If the owners of the Ever Given cargo vessel that blocked the Suez Canal for almost a week do not pay Egypt’s Suez Canal Authority (SCA) a sum of $916 million, the ship will continue to be held by the North Africa authorities, reports say.
Earlier on Wednesday, Bernhard Schulte Shipmanagement (BSM), the managers of the 1,300-feet-long vessel confirmed that while the ship has been granted permission to dock at Port Said on the northern coast of Egypt, they have also been informed that authorities will impound the ship if the said amount of money is not paid. One of the ship’s insurers, UK Club, also confirmed the decision by Egypt and said it had responded.

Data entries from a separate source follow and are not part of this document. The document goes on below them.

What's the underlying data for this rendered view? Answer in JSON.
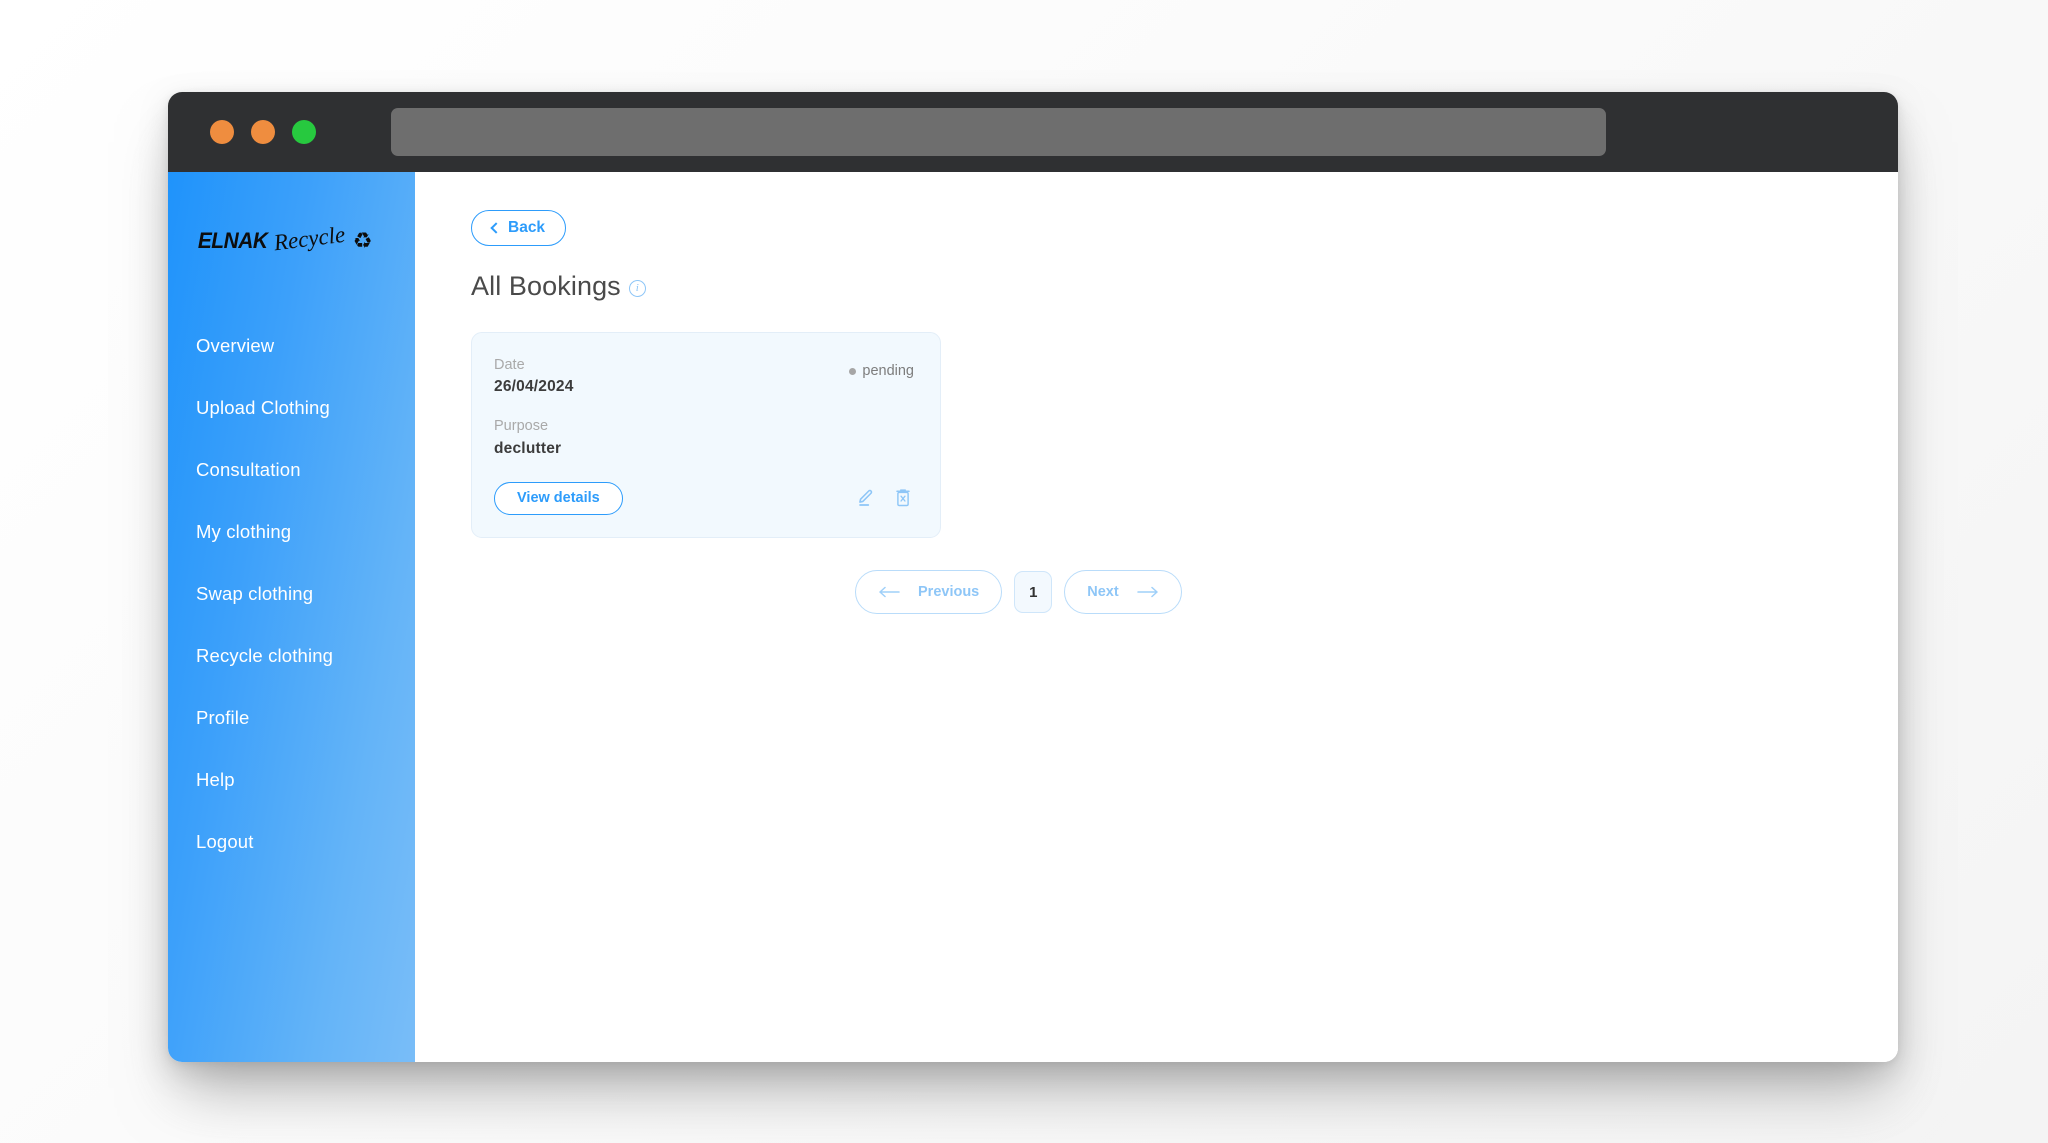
{
  "window": {
    "traffic_lights": [
      {
        "name": "close-button",
        "color": "#ef8d3f"
      },
      {
        "name": "minimize-button",
        "color": "#ef8d3f"
      },
      {
        "name": "zoom-button",
        "color": "#27c93f"
      }
    ],
    "address_bar": {
      "value": "",
      "placeholder": ""
    }
  },
  "sidebar": {
    "logo": {
      "brand": "ELNAK",
      "script": "Recycle",
      "symbol": "♻"
    },
    "items": [
      {
        "label": "Overview"
      },
      {
        "label": "Upload Clothing"
      },
      {
        "label": "Consultation"
      },
      {
        "label": "My clothing"
      },
      {
        "label": "Swap clothing"
      },
      {
        "label": "Recycle clothing"
      },
      {
        "label": "Profile"
      },
      {
        "label": "Help"
      },
      {
        "label": "Logout"
      }
    ]
  },
  "main": {
    "back_label": "Back",
    "page_title": "All Bookings",
    "info_icon_label": "i",
    "bookings": [
      {
        "date_label": "Date",
        "date_value": "26/04/2024",
        "purpose_label": "Purpose",
        "purpose_value": "declutter",
        "status": "pending",
        "view_details_label": "View details"
      }
    ],
    "pagination": {
      "previous_label": "Previous",
      "current_page": "1",
      "next_label": "Next"
    }
  },
  "colors": {
    "accent": "#2d9cfb",
    "sidebar_start": "#1f93fb",
    "sidebar_end": "#79bdf8",
    "card_bg": "#f2f9fe",
    "status_gray": "#a6a6a6",
    "muted_blue": "#8ec6f7"
  }
}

“Despite the magnitude of the claim [by Egypt] which was largely unsupported, the owners and their insurers have been negotiating in good faith with the SCA. On 12 April, a carefully considered and generous offer was made to the SCA to settle their claim,” UK Club stated on Tuesday. The insurers also clarified they were to oversee only claims relating to obstruction or the ship’s infrastructure. Another insurer is responsible for the goods on board.
An Egyptian court ruled on Tuesday that the Ever Given’s obstruction in the canal held damaging financial repercussions for the SCA and for Egypt. The court then ordered Shoei Kisen Kaisha, the Japanese ship owner and lease company, to pay the amount in compensation.
What the Suez Canal means to Egypt and to the world
Over 10% of global trade passes through the Suez Canal. It is unimaginable that you have not been impacted by the general goods and commodities that sail through the canal. American and Russian oil, Chinese technology, Japanese cars, East African raw materials and Indian foods all pass through the Suez canal.
Pliable trade routes make globalization possible and wider. One change in one corner of the world has the potential of affecting us all. According to maritime journal Lloyd, every day, $9 billion worth of essentials sails through the canal on more than 50 ships. Global oil prices jacked up by 6% when the Ever Given blocked the waterway.
Egypt makes nearly $6 billion annually from the Suez Canal.